Growing up, I had two heroes: A late-night talk show host from Indiana, and a Mormon baseball player from Utah. You will never guess who has disappointed me the least in my adult life. I’ll give you a hint: It’s not the guy who had an affair with one of his employees.
The Mormon from Utah is Dale Murphy, two-time MVP, seven-time All-Star, and a man who basically missed the Hall of Fame by two home runs (he ended his career with 398 dingers, and 400 HRs is as good as automatic — just ask Andre Dawson). Murph was a great baseball player, but his bigger legacy will always be that of the kindest man in the history of baseball. This is not debatable. Anyone who watched baseball in the ’80s, no matter what team they rooted for, knows this about Dale Murphy. He is one of the best human beings on the planet. Literally, no one who is familiar with Murphy will deny this. He was humble, selfless, and generous, and just a good, good man.
Murphy is 64 years old now, he has a huge Mormon family, and no offense, but — appearance-wise — he could probably be mistaken for a bad guy in a Purge movie. He still leads a fairly public life; he’s vocal on Twitter; he’s a speaker; and he writes periodically for The Athletic. As someone who has looked up to Dale Murphy all my life, I keep waiting for the other shoe to drop, for him to expose himself as a closet evil human being. But Murphy, somehow, never fails to surprise me, and to find out that he’s friendly with R.E.M. or Jason Isbell or Walton Goggins or Wilco just blows my mind. The worst anyone can say about Murphy is that he’s a very, very white person.
We live in a moment, however, where a lot of people have been showing their true selves, or when some people previously believed to be generous and kind-hearted are revealed to be, well, Ellen Degeneres. And yet Dale Murphy — hero to millions of Southern middle-aged men — is well aware of his privilege, and he knows how to use it for positive effect.
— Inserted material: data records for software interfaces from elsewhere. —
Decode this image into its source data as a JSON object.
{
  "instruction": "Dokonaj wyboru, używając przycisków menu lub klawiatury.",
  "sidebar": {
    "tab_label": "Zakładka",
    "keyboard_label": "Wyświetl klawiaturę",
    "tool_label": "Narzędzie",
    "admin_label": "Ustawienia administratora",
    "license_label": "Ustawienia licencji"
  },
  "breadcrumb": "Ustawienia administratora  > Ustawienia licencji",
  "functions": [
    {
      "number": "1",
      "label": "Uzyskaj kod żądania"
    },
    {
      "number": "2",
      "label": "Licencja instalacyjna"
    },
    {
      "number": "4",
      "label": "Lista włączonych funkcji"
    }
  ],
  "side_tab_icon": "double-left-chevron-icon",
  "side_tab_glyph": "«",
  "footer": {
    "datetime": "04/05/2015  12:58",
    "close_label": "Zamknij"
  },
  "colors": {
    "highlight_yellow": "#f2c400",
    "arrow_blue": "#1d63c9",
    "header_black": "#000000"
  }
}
A couple of days ago, his son was hit near the eye by a rubber bullet while protesting. This is the sort of moment where we find out who Dale Murphy truly is. Here’s what we learned about Dale Murphy:
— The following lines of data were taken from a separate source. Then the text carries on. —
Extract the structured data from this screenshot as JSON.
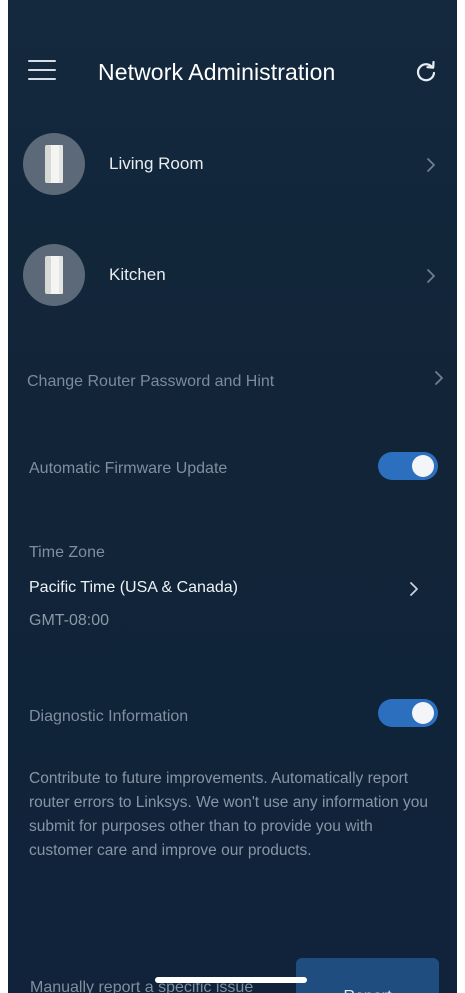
{
  "header": {
    "title": "Network Administration",
    "menu_icon": "hamburger-menu-icon",
    "refresh_icon": "refresh-icon"
  },
  "devices": [
    {
      "label": "Living Room",
      "icon": "mesh-node-icon"
    },
    {
      "label": "Kitchen",
      "icon": "mesh-node-icon"
    }
  ],
  "settings": {
    "change_password_label": "Change Router Password and Hint",
    "firmware_update_label": "Automatic Firmware Update",
    "firmware_update_on": true,
    "time_zone_heading": "Time Zone",
    "time_zone_value": "Pacific Time (USA & Canada)",
    "time_zone_offset": "GMT-08:00",
    "diagnostic_label": "Diagnostic Information",
    "diagnostic_on": true,
    "diagnostic_description": "Contribute to future improvements. Automatically report router errors to Linksys. We won't use any information you submit for purposes other than to provide you with customer care and improve our products.",
    "manual_report_label": "Manually report a specific issue",
    "report_button_label": "Report"
  },
  "colors": {
    "background": "#12263a",
    "toggle_on": "#2d6fbf",
    "button": "#1f4d7f"
  }
}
Luckily, his eye was saved due to a kind stranger that was handing out goggles to protestors shortly before the shooting and another kind stranger that drove him to the ER. Others were not so lucky and will be permanently disabled due to excessive police force— Dale Murphy (@DaleMurphy3) June 1, 2020
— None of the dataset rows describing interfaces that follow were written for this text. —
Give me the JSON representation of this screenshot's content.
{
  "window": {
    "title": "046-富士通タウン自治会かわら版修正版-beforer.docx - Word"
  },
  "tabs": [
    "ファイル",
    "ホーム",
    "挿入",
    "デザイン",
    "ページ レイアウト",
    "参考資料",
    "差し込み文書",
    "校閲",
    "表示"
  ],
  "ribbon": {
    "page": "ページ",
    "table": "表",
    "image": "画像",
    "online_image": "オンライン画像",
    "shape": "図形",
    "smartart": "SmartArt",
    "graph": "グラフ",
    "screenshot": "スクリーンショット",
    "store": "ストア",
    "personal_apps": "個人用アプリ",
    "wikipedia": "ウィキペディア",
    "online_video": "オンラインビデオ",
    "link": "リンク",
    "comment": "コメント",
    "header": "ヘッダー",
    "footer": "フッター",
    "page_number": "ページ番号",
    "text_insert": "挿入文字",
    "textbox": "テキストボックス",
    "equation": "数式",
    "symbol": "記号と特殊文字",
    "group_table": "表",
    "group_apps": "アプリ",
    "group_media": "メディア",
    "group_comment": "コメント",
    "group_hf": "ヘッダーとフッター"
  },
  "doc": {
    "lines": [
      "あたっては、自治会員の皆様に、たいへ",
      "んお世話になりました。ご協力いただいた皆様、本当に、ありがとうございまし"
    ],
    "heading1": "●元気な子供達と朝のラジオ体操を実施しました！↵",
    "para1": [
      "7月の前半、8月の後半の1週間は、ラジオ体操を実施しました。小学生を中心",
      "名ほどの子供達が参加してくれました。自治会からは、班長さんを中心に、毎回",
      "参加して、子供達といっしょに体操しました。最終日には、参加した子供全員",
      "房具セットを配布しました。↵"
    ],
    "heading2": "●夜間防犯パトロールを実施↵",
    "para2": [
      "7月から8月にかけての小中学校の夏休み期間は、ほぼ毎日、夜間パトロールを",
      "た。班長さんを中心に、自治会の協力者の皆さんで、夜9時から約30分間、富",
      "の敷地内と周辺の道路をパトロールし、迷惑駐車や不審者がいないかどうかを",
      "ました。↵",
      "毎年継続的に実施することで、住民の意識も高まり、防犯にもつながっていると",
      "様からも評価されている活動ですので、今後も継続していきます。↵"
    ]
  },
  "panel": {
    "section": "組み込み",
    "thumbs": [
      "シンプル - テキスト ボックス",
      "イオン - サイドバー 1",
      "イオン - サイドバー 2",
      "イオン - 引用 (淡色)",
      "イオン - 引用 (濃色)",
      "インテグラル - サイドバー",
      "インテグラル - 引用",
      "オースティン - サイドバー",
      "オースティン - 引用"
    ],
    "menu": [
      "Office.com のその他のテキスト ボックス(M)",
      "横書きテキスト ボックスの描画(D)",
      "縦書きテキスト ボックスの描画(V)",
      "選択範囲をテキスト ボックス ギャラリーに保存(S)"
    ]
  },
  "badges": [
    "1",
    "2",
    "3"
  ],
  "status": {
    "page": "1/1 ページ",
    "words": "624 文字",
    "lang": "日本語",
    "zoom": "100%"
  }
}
If you're a beneficiary of systemic racism, then you will not be able to dismantle it at no cost to yourself. You will have to put yourself at risk. It might not always result in being physically attacked, but it will require you to make yourself vulnerable.— Dale Murphy (@DaleMurphy3) June 1, 2020
I don’t know that anyone who doesn’t know who Dale Murphy is will understand what that means coming from him, but JFC, my heart swelled three sizes (sorry for the blasphemy, Dale). Also, Reggie Jackson knows what’s up.
Thank you Dale#3. Your understanding of systemic racism i am thankful for. I pray for your sons full recovery. And yes you’re a HOFER in my mind— Reggie Jackson (@mroctober) June 1, 2020
However, it also meant that Murphy has probably incurred backlash for the first time in his life, all from racists subhumans like former Philly/Met Lenny Dykstra. Murphy didn’t put himself physically at risk, but by speaking out, he made himself vulnerable to attacks from racist fans and fellow baseball players. But he also used his platform in a positive way, to speak to other white people about what former NBA player Steve Nash correctly notes is “a white problem.” Some of Murph’s fans will reject his message, but a lot of white people who love and respect and admire him will listen, which only strengthens Murphy’s legacy — not as a man who deserves to be in the HOF — but as one of the best human beings in all of sports.
Murph, you obviously raised one hell of a man. Heroes so often let you down, thank you for being the exception to the rule. #BlackLivesMatter— Dudebrarian (@JMartin704) June 1, 2020